- TASK -
Supply the number of lines in the listing below in which the word "gear" occurs, and nothing else.
TASK DATA START
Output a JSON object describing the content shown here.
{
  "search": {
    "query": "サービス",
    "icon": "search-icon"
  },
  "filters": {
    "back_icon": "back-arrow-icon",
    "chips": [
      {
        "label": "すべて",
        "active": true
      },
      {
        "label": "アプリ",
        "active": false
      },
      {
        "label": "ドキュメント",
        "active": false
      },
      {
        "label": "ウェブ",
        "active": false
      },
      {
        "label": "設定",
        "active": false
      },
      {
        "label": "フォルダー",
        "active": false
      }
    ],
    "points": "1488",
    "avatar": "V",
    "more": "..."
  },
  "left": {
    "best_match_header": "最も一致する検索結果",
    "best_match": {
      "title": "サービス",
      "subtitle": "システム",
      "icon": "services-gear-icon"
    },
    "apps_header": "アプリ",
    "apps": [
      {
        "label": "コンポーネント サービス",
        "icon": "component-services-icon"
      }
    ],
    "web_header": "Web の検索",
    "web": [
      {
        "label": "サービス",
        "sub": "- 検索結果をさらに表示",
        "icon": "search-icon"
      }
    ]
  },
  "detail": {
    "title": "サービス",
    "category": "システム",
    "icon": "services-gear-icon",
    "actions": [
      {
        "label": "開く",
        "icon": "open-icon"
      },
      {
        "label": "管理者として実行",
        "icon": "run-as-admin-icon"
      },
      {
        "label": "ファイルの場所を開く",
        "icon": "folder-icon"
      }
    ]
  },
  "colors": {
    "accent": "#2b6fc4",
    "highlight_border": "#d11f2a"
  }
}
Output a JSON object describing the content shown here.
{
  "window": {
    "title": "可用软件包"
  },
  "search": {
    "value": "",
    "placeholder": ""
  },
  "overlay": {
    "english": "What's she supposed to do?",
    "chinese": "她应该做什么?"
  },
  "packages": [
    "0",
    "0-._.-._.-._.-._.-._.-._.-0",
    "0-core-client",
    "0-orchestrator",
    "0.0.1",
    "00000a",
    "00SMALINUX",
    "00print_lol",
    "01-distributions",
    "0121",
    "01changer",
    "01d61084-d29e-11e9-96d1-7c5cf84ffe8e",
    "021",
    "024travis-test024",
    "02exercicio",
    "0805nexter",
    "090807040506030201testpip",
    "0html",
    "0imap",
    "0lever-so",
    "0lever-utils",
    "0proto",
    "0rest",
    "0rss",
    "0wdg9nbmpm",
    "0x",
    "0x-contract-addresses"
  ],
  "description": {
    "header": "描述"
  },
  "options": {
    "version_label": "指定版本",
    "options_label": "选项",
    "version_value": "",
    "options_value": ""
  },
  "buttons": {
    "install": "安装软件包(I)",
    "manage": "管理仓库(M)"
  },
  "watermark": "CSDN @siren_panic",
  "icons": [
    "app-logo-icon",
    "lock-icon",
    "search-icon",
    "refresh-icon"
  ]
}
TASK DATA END
- RESPONSE TO THIS EXERCISE -
2